Tell the other leaders to handle this one because you're too close to the situation to make a fair judgement.
That way, it's up to them if and how they want to collect. I would recommend that they boy be denied awards and participation in pack activities until accounts are settled. If monetary compensation is not likely, the committee might settle for some sweat equity, like hand made gifts for the leaders and the boys leaving the pack. Or, maybe there's a donor who will match whatever the family can pay back, up to $100. But it has to be a committee decision.
Clearly, in the future you shouldn't accept popcorn/wreath orders unless folks give you the money up front.
Tread carefully. There is no good answer. The only best answer is to get this closed out quickly. IMHO, I would not hand this off. He's your friend. I'd find a way to get it handled or pay for it myself.
THEN THEN THEN ... from this family ... don't accept popcorn/wreath orders unless you get the money up front.
To be honest, someone who has a hard time with money will understand this and you probably don't even have to explain it. Just say you'd like payment up front before distribution of product. He'll know what's going on and will appreciate not having it talked about.
We have families with hardships. It sucks. However, someone, NOT you, needs to talk to him about the pack appreciates his help, happy to write-off certain fees, and cover them to be a part of the pack. However, fundraising money is different, that's taking money that is owed to the pack, he can't get paid to be a scouter, even if he and his son get to go free.
Since he clearly took a "loan" on the amount, get him on a payment plan. He needs to come up with $20/week until it's paid off.
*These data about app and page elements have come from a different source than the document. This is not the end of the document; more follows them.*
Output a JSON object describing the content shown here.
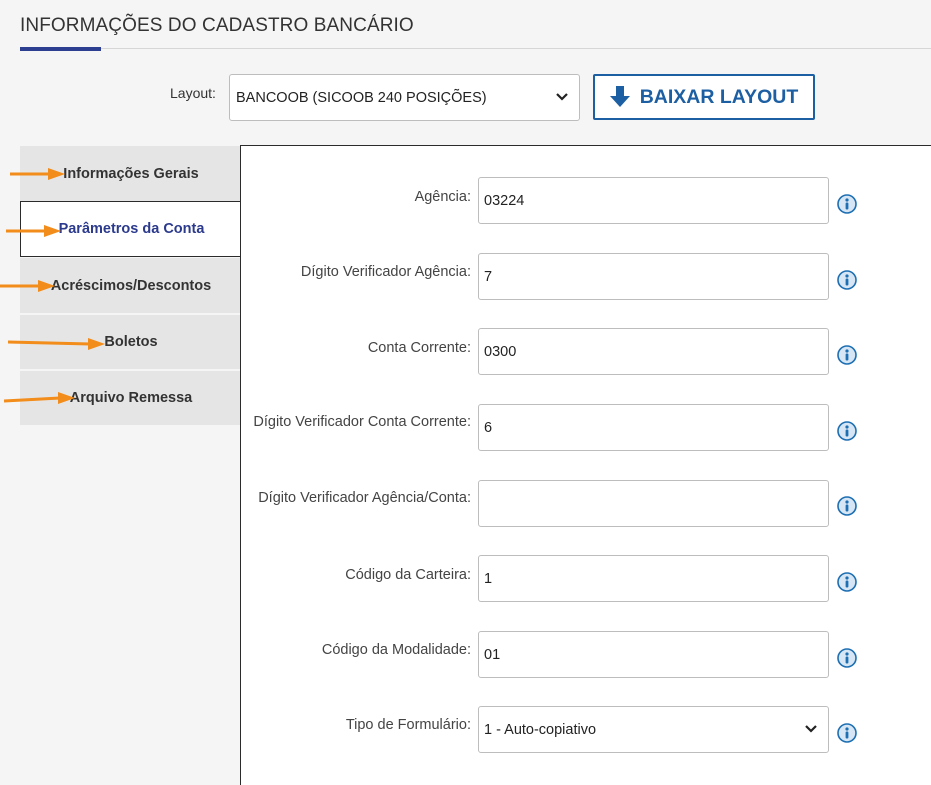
{
  "page": {
    "title": "INFORMAÇÕES DO CADASTRO BANCÁRIO"
  },
  "layout": {
    "label": "Layout:",
    "selected": "BANCOOB (SICOOB 240 POSIÇÕES)",
    "download_label": "BAIXAR LAYOUT"
  },
  "tabs": [
    {
      "label": "Informações Gerais",
      "active": false
    },
    {
      "label": "Parâmetros da Conta",
      "active": true
    },
    {
      "label": "Acréscimos/Descontos",
      "active": false
    },
    {
      "label": "Boletos",
      "active": false
    },
    {
      "label": "Arquivo Remessa",
      "active": false
    }
  ],
  "fields": [
    {
      "label": "Agência:",
      "value": "03224"
    },
    {
      "label": "Dígito Verificador Agência:",
      "value": "7"
    },
    {
      "label": "Conta Corrente:",
      "value": "0300"
    },
    {
      "label": "Dígito Verificador Conta Corrente:",
      "value": "6"
    },
    {
      "label": "Dígito Verificador Agência/Conta:",
      "value": ""
    },
    {
      "label": "Código da Carteira:",
      "value": "1"
    },
    {
      "label": "Código da Modalidade:",
      "value": "01"
    },
    {
      "label": "Tipo de Formulário:",
      "value": "1 - Auto-copiativo"
    }
  ],
  "colors": {
    "accent": "#2c3e8f",
    "button": "#1d5fa3",
    "annotation_arrow": "#f28c1a",
    "info_icon": "#1d6fb3"
  }
}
You're too close to the situation, but the difference between the pack covering his costs (writing off dues, etc.) and his essentially robbing from the pack treasury (money he is holding on behalf of the Pack, NOT his money) is another story.
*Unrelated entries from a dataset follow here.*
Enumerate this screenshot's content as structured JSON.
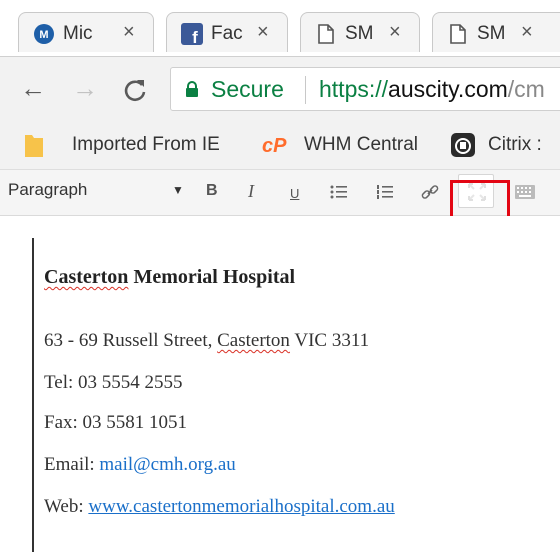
{
  "tabs": [
    {
      "title": "Mic",
      "icon": "m-badge-icon",
      "close": "×"
    },
    {
      "title": "Fac",
      "icon": "facebook-icon",
      "close": "×"
    },
    {
      "title": "SM",
      "icon": "document-icon",
      "close": "×"
    },
    {
      "title": "SM",
      "icon": "document-icon",
      "close": "×"
    }
  ],
  "nav": {
    "back": "←",
    "forward": "→",
    "reload": "C",
    "secure_label": "Secure",
    "url_scheme": "https://",
    "url_host": "auscity.com",
    "url_path": "/cm"
  },
  "bookmarks": [
    {
      "label": "Imported From IE",
      "icon": "folder-icon"
    },
    {
      "label": "WHM Central",
      "icon": "cpanel-icon"
    },
    {
      "label": "Citrix :",
      "icon": "citrix-icon"
    }
  ],
  "toolbar": {
    "format": "Paragraph",
    "caret": "▼",
    "bold": "B",
    "italic": "I",
    "underline": "U",
    "bullet_list": "☰",
    "numbered_list": "☰",
    "link": "🔗"
  },
  "content": {
    "heading_word1": "Casterton",
    "heading_rest": " Memorial Hospital",
    "address_pre": "63 - 69 Russell Street, ",
    "address_town": "Casterton",
    "address_post": " VIC 3311",
    "tel": "Tel: 03 5554 2555",
    "fax": "Fax: 03 5581 1051",
    "email_label": "Email: ",
    "email": "mail@cmh.org.au",
    "web_label": "Web: ",
    "web": "www.castertonmemorialhospital.com.au"
  },
  "colors": {
    "secure_green": "#0b8043",
    "highlight_red": "#e30613",
    "link_blue": "#1a6fc9"
  }
}
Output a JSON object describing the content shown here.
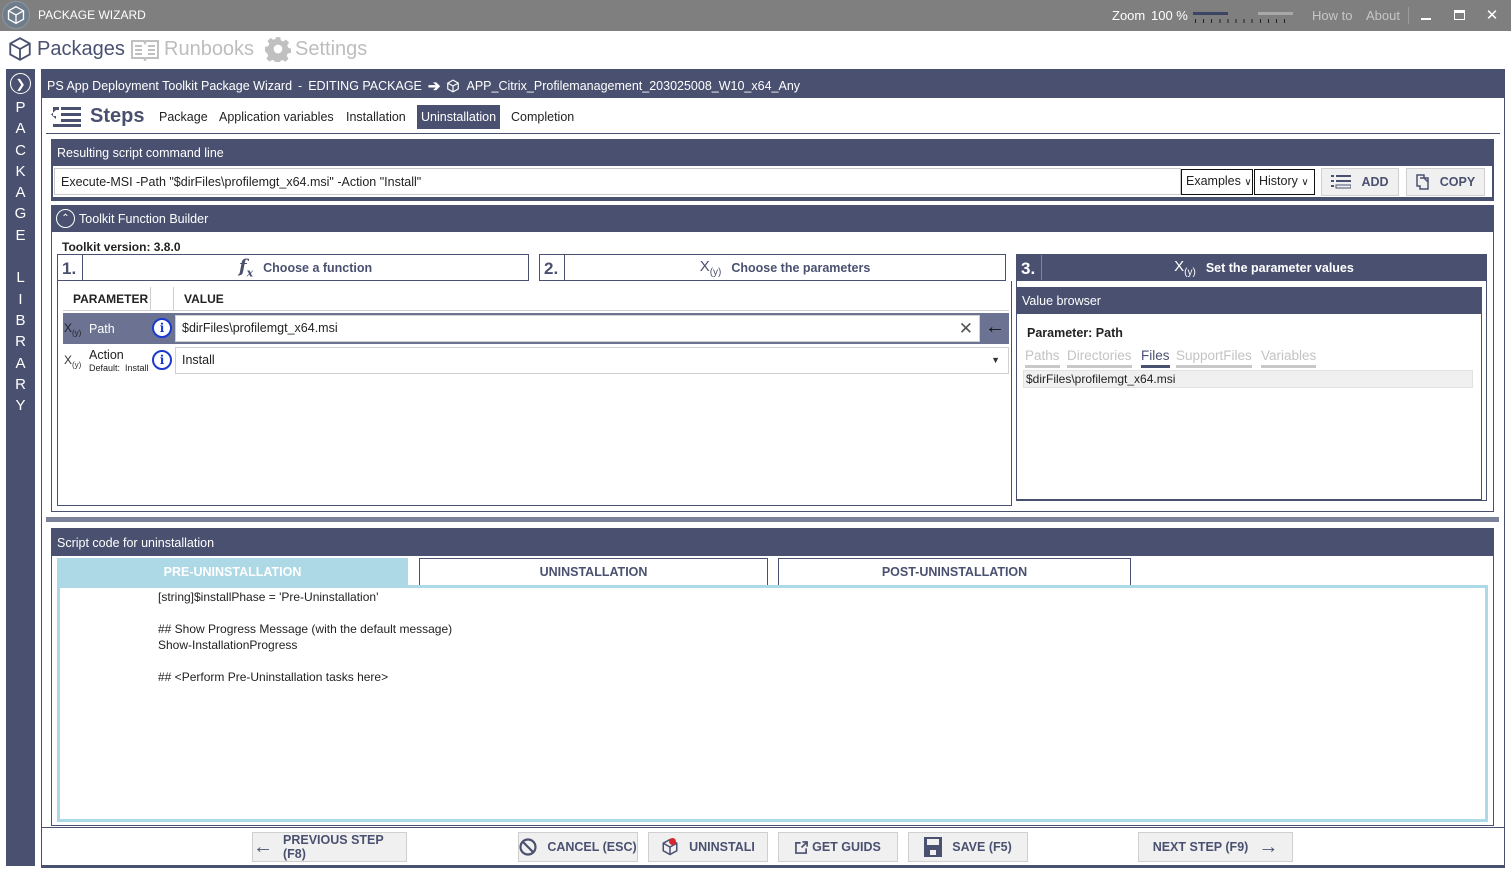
{
  "titlebar": {
    "app_title": "PACKAGE WIZARD",
    "zoom_label": "Zoom",
    "zoom_value": "100 %",
    "zoom_level_fraction": 0.5,
    "how_to": "How to",
    "about": "About",
    "minimize": "▁",
    "maximize": "□",
    "close": "✕"
  },
  "topnav": {
    "items": [
      {
        "label": "Packages",
        "icon": "cube-icon",
        "active": true
      },
      {
        "label": "Runbooks",
        "icon": "book-icon",
        "active": false
      },
      {
        "label": "Settings",
        "icon": "gear-icon",
        "active": false
      }
    ]
  },
  "library_bar": {
    "letters": [
      "P",
      "A",
      "C",
      "K",
      "A",
      "G",
      "E",
      "",
      "L",
      "I",
      "B",
      "R",
      "A",
      "R",
      "Y"
    ]
  },
  "package_header": {
    "wizard_title": "PS App Deployment Toolkit Package Wizard",
    "separator": "-",
    "mode": "EDITING PACKAGE",
    "package_name": "APP_Citrix_Profilemanagement_203025008_W10_x64_Any"
  },
  "steps": {
    "title": "Steps",
    "tabs": [
      {
        "label": "Package",
        "active": false
      },
      {
        "label": "Application variables",
        "active": false
      },
      {
        "label": "Installation",
        "active": false
      },
      {
        "label": "Uninstallation",
        "active": true
      },
      {
        "label": "Completion",
        "active": false
      }
    ]
  },
  "command": {
    "header": "Resulting script command line",
    "value": "Execute-MSI  -Path \"$dirFiles\\profilemgt_x64.msi\" -Action \"Install\"",
    "examples_label": "Examples",
    "history_label": "History",
    "add_label": "ADD",
    "copy_label": "COPY"
  },
  "builder": {
    "header": "Toolkit Function Builder",
    "version_label": "Toolkit version:",
    "version": "3.8.0",
    "steps": [
      {
        "num": "1.",
        "icon": "fx",
        "label": "Choose a function",
        "active": false
      },
      {
        "num": "2.",
        "icon": "X(y)",
        "label": "Choose the parameters",
        "active": false
      },
      {
        "num": "3.",
        "icon": "X(y)",
        "label": "Set the parameter values",
        "active": true
      }
    ],
    "grid": {
      "col_parameter": "PARAMETER",
      "col_value": "VALUE",
      "rows": [
        {
          "icon": "X(y)",
          "name": "Path",
          "default": "",
          "value": "$dirFiles\\profilemgt_x64.msi",
          "selected": true
        },
        {
          "icon": "X(y)",
          "name": "Action",
          "default": "Default:  Install",
          "value": "Install",
          "selected": false
        }
      ]
    },
    "value_browser": {
      "header": "Value browser",
      "parameter_label": "Parameter: Path",
      "tabs": [
        {
          "label": "Paths",
          "active": false
        },
        {
          "label": "Directories",
          "active": false
        },
        {
          "label": "Files",
          "active": true
        },
        {
          "label": "SupportFiles",
          "active": false
        },
        {
          "label": "Variables",
          "active": false
        }
      ],
      "items": [
        "$dirFiles\\profilemgt_x64.msi"
      ]
    }
  },
  "script": {
    "header": "Script code for uninstallation",
    "tabs": [
      {
        "label": "PRE-UNINSTALLATION",
        "active": true
      },
      {
        "label": "UNINSTALLATION",
        "active": false
      },
      {
        "label": "POST-UNINSTALLATION",
        "active": false
      }
    ],
    "code_lines": [
      "[string]$installPhase = 'Pre-Uninstallation'",
      "",
      "## Show Progress Message (with the default message)",
      "Show-InstallationProgress",
      "",
      "## <Perform Pre-Uninstallation tasks here>"
    ]
  },
  "bottom_buttons": {
    "previous": "PREVIOUS STEP (F8)",
    "cancel": "CANCEL (ESC)",
    "uninstall": "UNINSTALI",
    "get_guids": "GET GUIDS",
    "save": "SAVE (F5)",
    "next": "NEXT STEP (F9)"
  },
  "colors": {
    "primary": "#4a5170",
    "titlebar": "#7f7f7f",
    "active_code_tab": "#add8e6",
    "info_icon": "#1a3ad1"
  }
}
But one thing, especially for families that are bad with money, ask them to turn in the money AS they sell, so they aren't tempted by a few hundred dollars sitting around the house when they have bills to pay. Have the treasurer track what they've paid in for sales as they go, and reconcile it at the end. It's a bit of work, but it makes it WAY easier.
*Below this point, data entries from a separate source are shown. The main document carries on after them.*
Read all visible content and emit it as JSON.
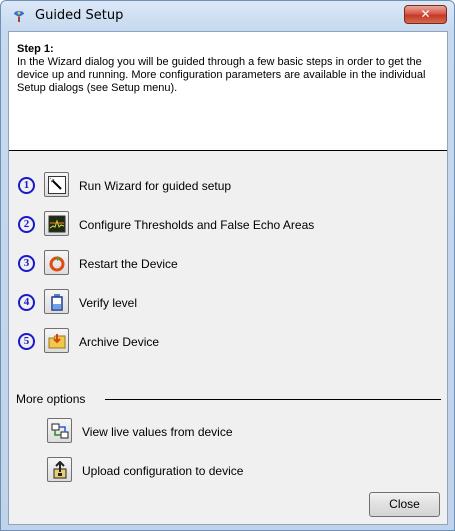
{
  "window": {
    "title": "Guided Setup",
    "close_glyph": "✕"
  },
  "info": {
    "heading": "Step 1:",
    "body": "In the Wizard dialog you will be guided through a few basic steps in order to get the device up and running. More configuration parameters are available in the individual Setup dialogs (see Setup menu)."
  },
  "steps": [
    {
      "num": "1",
      "label": "Run Wizard for guided setup",
      "icon": "wizard-wand-icon"
    },
    {
      "num": "2",
      "label": "Configure Thresholds and False Echo Areas",
      "icon": "echo-chart-icon"
    },
    {
      "num": "3",
      "label": "Restart the Device",
      "icon": "restart-icon"
    },
    {
      "num": "4",
      "label": "Verify level",
      "icon": "level-tank-icon"
    },
    {
      "num": "5",
      "label": "Archive Device",
      "icon": "archive-folder-icon"
    }
  ],
  "more": {
    "label": "More options",
    "options": [
      {
        "label": "View live values from device",
        "icon": "live-values-icon"
      },
      {
        "label": "Upload configuration to device",
        "icon": "upload-icon"
      }
    ]
  },
  "close_button": "Close"
}
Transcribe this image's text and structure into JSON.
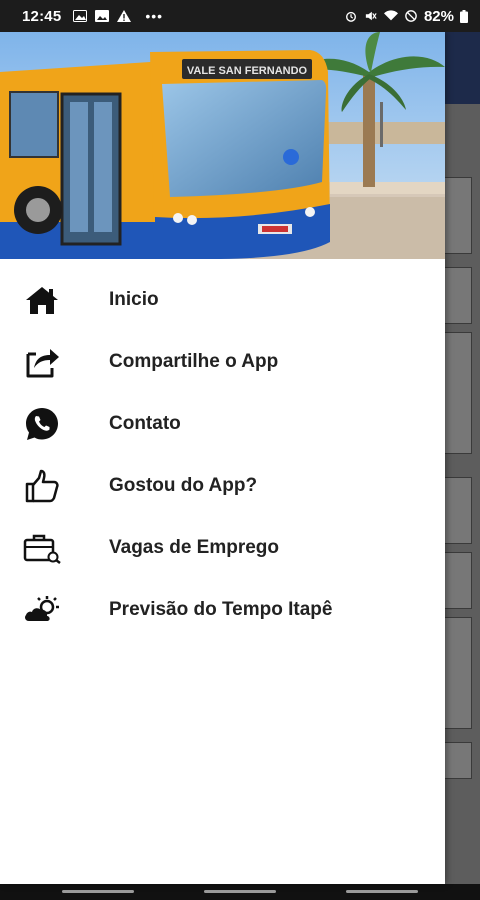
{
  "status_bar": {
    "time": "12:45",
    "battery": "82%",
    "left_icons": [
      "image-icon",
      "gallery-icon",
      "warning-icon",
      "more-dots-icon"
    ],
    "right_icons": [
      "alarm-icon",
      "mute-icon",
      "wifi-icon",
      "dnd-icon",
      "battery-icon"
    ]
  },
  "drawer": {
    "header_image": {
      "bus_destination_sign": "VALE SAN FERNANDO"
    },
    "menu": [
      {
        "label": "Inicio",
        "icon": "home-icon"
      },
      {
        "label": "Compartilhe o App",
        "icon": "share-icon"
      },
      {
        "label": "Contato",
        "icon": "whatsapp-icon"
      },
      {
        "label": "Gostou do App?",
        "icon": "thumbs-up-icon"
      },
      {
        "label": "Vagas de Emprego",
        "icon": "briefcase-icon"
      },
      {
        "label": "Previsão do Tempo Itapê",
        "icon": "weather-icon"
      }
    ]
  },
  "colors": {
    "drawer_bg": "#ffffff",
    "scrim": "#5d5d5d",
    "background_header": "#1d2a4a",
    "bus_yellow": "#f0a419",
    "bus_blue": "#1f56b8",
    "menu_text": "#222222"
  }
}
Here is my take. You know the financial hardships. Yes, the Pack covered the Book,Slide, Necker and registration. Fine. That sounds like the Scout was covered. You do that because of the Financial Hardship. You also allow this because he is giving his time to the Pack. That's covered.
Money owed. Sorry. Time to man up and go get it. You know his track record and you allow it. You have lent him money and sold him items. I suspect you will never see the $200 so the Pack could just write it off.
Going forward. Tell this Parent/Den Leader/Friend that in no certain terms that he is allowed to work with money for the Pack. If that means that his Scout goes with someone else to collect money or man tables...so be it. This person cannot be trusted with Money.
You have a deadbeat for a Den Leader/Friend. Cut him off. If your the CC it's your job to deal with it. If not, engage the COR.
A happy ending, he dropped off a check, and seemed to act oblivious that I was worried about it. And he said he wasn't interested in being a Den Leader next year, and offered to help recruit his replacement (we agree on who should be asked next). I'm going to delete this topic next week, since its a bit personal and I don't want it google-able. Once the check clears.
"I'm going to delete this topic next week, since its a bit personal and I don't want it google-able."
A bit of advice. Never post something to a public forum that you don't want to be "google-able". You can delete it, but it will never really go away.